Oh, you all know the one I’m talking about.
As language learners, I think we’ve all thought about fluency at one point or another. It’s to be expected. For many people, fluency is the ultimate end goal of their language studies, often driven by external motivation (e.g. wanting to watch TV shows without subtitles, understand music without translations, communicate with celebrities, etc.) It’s a way to keep them going when they hit plateaus or troughs. What, they might ask, is the point of learning a language, if not to become fluent? I can’t quite understand people like that, honestly. I am in constant amazement of people who have the discipline to put themselves through the rigors of dry textbook learning, routinely, all in the name of the “F” word. Kudos to you.
In my case, I’ve experimented with lots of different languages and, for one reason or another, Korean’s the only one that really stuck. The only thing I did differently was to make up my mind to ignore the “F” word. And, bam, suddenly I was in a free-for-all, no strings attached relationship. It’s amazing how much one begins to relish the actual process of learning new things when one doesn’t have the “F” word dangling over one’s head.
Among language learners, I’m perhaps the odd one for considering fluency a burden rather than a goal. If anything, it feels so far out of reach that it’s actually demotivating.
But here’s where I am – 2 years and five months into learning Korean and stuck in molasses since January. Getting sidetracked by Hindi, which I’ve had an on-and-off relationship with for years. Now I’m starting to think maybe it is time to start setting goals, or I might be stuck in this rut forever Something small, like passing Intermediate level TOPIK or making it through a short novella or maybe finishing those Integrated Korean textbooks I bought last year. (Speaking of books I’ll never finish, I recently bought myself a copy 노부타를 프로듀스 to get me motivated again.)

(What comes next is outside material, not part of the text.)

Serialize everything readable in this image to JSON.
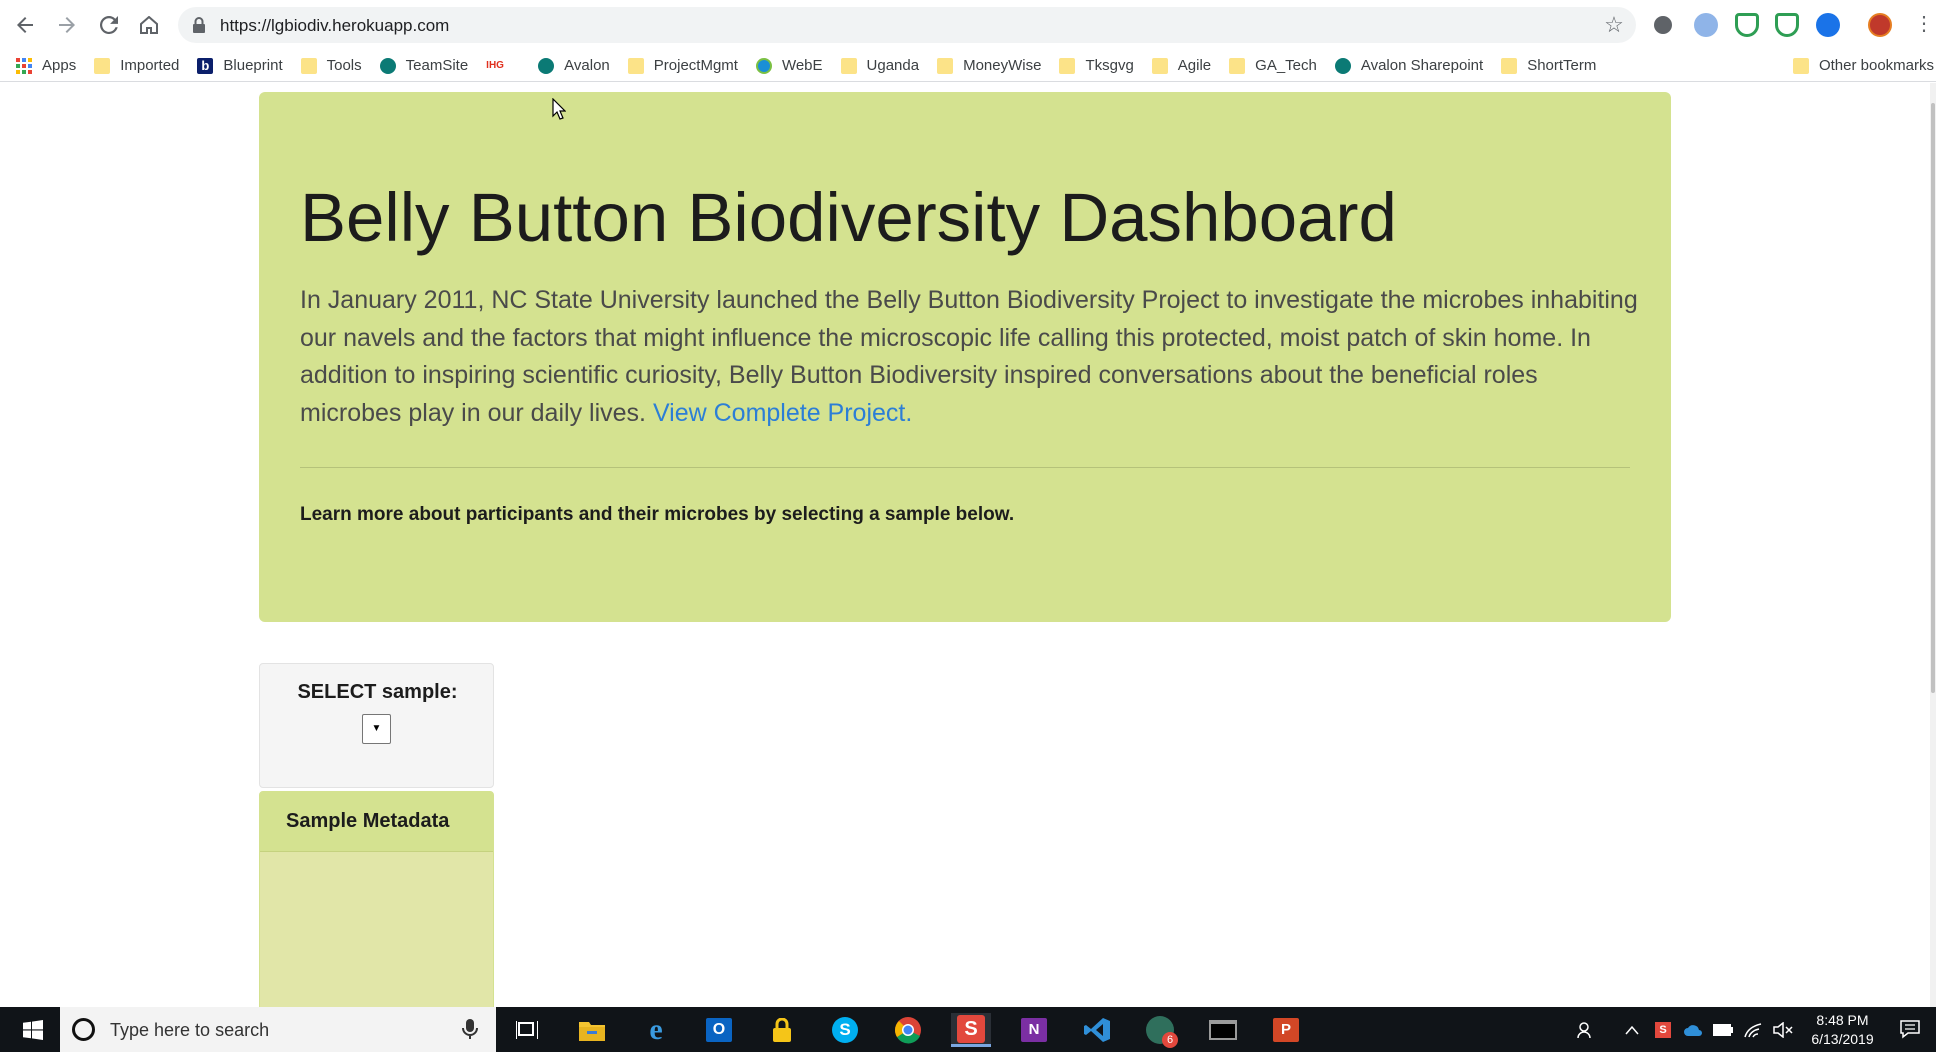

In any case, while ignoring the “F” word was good to get me past that initial learning curve, I’m at a point in my Korean learning where I need to set goals that will allow me to progress and improve. Changing my self-study approach might be the only way to get myself un-stuck and back on track to loving and learning Korean again. It’s definitely worth a try. :)